Directions: Could you give the number of lines in the entries below that contain the word "header"? Only the number is wanted.

=== Section Start ===

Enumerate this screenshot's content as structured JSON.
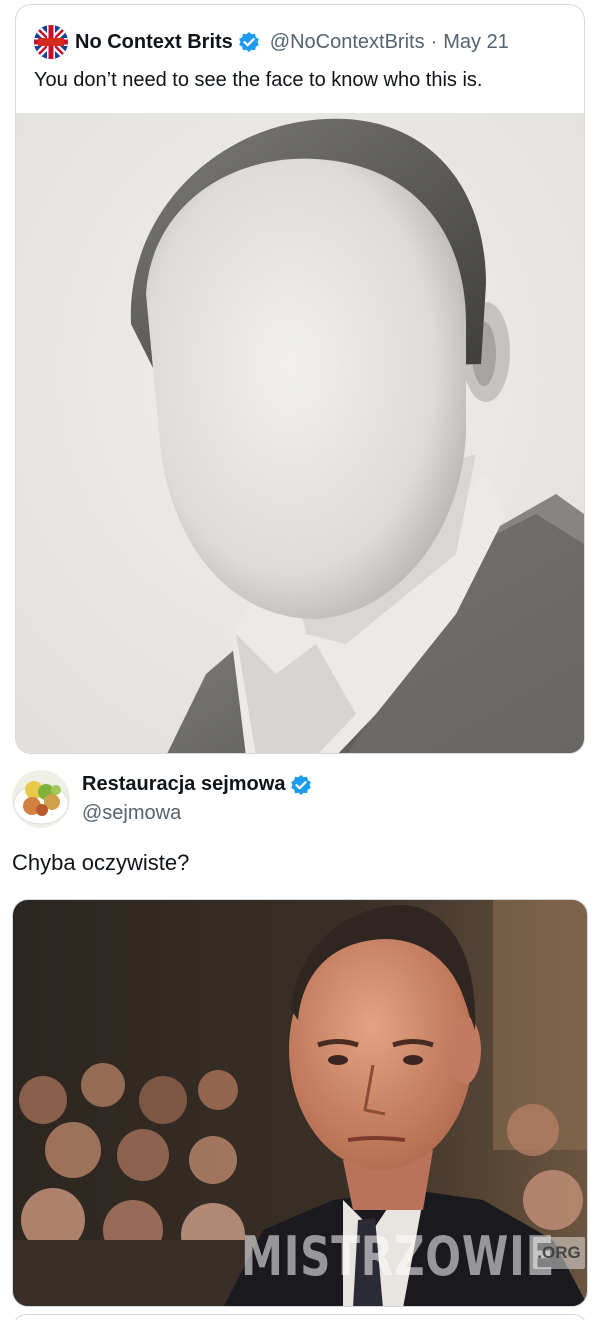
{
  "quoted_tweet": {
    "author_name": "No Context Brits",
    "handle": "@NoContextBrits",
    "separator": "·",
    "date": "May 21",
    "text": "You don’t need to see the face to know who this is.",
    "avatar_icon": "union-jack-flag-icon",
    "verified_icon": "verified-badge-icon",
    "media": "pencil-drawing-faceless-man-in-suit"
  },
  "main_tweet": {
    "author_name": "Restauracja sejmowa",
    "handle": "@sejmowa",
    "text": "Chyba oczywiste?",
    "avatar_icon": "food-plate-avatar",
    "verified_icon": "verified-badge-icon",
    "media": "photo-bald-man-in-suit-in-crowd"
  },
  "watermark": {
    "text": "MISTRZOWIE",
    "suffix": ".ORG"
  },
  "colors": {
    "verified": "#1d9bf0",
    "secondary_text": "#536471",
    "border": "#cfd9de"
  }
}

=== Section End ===
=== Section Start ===

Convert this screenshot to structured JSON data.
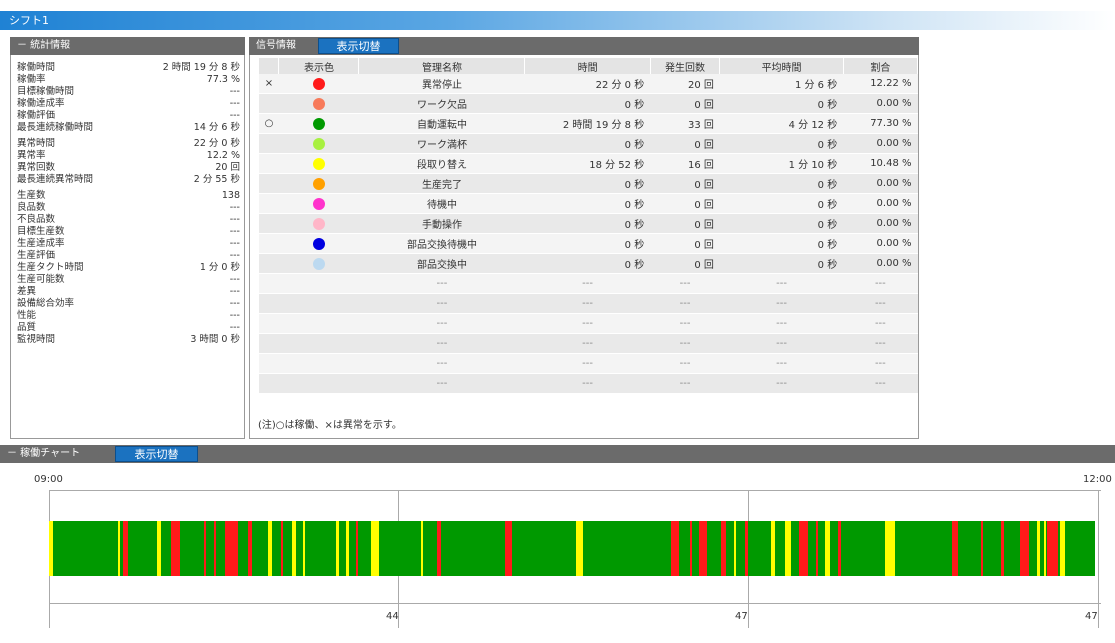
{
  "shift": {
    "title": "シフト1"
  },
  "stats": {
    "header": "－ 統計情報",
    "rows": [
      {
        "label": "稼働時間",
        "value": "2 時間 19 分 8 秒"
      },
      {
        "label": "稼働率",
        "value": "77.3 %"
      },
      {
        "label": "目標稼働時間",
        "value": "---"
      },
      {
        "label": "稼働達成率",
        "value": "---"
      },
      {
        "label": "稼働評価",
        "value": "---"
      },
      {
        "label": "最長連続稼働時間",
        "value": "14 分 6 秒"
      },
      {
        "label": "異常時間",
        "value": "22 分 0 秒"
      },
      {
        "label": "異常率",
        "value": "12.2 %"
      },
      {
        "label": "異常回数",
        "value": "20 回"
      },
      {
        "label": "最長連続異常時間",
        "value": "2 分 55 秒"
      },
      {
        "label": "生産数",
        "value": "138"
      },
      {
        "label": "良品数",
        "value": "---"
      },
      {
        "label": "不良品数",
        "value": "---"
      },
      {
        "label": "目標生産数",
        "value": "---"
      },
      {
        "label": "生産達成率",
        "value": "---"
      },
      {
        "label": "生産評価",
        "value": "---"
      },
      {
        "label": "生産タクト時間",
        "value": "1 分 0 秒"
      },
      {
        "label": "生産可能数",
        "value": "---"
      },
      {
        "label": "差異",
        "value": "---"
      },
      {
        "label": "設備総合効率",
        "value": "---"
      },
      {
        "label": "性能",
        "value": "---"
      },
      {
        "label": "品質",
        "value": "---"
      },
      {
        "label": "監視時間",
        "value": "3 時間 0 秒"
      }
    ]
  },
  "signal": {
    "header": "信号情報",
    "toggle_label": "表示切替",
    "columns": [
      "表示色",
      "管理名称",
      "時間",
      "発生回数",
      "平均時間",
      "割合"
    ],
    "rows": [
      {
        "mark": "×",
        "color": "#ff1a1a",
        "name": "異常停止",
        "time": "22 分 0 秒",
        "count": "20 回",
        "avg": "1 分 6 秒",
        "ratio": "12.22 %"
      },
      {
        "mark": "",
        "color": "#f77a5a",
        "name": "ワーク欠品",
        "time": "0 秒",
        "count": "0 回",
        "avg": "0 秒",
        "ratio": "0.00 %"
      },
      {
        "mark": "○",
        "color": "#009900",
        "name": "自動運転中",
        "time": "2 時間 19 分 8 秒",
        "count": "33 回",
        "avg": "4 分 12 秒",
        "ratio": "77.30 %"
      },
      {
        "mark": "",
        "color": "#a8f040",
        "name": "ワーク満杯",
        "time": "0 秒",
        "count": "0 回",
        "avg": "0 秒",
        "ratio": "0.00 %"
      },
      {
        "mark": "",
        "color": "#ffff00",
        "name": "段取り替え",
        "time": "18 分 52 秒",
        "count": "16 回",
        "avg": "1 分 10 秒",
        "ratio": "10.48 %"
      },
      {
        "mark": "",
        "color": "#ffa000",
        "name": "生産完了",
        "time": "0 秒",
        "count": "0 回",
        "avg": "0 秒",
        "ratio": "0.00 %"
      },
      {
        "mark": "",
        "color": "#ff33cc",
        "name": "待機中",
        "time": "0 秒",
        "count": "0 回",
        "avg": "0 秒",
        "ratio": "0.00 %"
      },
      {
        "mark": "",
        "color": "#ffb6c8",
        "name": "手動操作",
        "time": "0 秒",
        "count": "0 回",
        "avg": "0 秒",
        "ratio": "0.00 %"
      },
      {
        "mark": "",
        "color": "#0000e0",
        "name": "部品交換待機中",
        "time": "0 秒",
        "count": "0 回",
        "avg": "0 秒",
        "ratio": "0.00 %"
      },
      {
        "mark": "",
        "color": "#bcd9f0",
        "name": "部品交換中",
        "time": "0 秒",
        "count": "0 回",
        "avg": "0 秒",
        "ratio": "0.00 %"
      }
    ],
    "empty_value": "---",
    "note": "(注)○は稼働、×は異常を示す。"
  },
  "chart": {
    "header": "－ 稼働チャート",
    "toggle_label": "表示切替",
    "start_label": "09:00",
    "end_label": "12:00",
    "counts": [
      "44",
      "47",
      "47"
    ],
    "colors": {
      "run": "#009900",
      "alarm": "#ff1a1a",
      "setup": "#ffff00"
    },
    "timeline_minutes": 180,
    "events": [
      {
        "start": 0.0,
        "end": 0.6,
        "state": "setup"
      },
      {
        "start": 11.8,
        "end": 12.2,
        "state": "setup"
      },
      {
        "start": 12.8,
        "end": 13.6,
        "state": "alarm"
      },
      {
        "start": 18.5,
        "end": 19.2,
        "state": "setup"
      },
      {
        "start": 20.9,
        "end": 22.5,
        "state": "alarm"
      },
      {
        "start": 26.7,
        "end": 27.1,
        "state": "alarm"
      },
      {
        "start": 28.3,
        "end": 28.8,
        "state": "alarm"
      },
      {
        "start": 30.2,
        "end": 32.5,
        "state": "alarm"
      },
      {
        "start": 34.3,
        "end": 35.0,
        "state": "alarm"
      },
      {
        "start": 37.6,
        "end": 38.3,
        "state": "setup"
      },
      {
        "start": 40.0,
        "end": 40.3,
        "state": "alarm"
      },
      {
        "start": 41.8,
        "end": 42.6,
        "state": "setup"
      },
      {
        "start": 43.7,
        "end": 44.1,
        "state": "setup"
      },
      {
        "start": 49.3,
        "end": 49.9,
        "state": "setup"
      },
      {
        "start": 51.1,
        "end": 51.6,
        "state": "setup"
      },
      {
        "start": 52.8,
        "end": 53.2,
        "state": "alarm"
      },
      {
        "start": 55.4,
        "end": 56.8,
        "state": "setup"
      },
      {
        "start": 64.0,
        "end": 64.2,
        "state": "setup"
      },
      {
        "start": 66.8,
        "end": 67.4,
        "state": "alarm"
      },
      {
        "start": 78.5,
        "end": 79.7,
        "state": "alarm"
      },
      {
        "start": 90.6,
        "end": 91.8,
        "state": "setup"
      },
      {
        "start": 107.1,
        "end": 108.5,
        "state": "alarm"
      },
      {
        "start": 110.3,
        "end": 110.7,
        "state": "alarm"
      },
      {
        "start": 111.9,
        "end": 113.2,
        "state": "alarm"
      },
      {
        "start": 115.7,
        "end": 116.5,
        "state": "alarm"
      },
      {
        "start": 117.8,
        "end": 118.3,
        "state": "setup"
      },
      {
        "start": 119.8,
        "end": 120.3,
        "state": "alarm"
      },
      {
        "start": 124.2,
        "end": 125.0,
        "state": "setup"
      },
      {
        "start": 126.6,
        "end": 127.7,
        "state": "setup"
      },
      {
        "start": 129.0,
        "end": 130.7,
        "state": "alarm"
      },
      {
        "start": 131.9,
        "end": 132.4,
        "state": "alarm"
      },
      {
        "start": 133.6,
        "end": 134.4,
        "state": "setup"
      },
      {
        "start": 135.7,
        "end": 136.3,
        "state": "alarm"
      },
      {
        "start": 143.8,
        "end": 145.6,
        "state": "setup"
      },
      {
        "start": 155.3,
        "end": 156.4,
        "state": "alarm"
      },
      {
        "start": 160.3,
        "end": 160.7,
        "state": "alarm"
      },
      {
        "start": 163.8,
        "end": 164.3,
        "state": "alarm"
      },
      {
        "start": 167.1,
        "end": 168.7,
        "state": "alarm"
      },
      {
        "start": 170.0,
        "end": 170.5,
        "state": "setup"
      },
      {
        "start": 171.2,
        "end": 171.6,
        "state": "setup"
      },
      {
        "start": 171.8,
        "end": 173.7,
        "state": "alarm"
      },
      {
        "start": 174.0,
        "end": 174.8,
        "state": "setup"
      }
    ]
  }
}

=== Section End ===

Response area: 3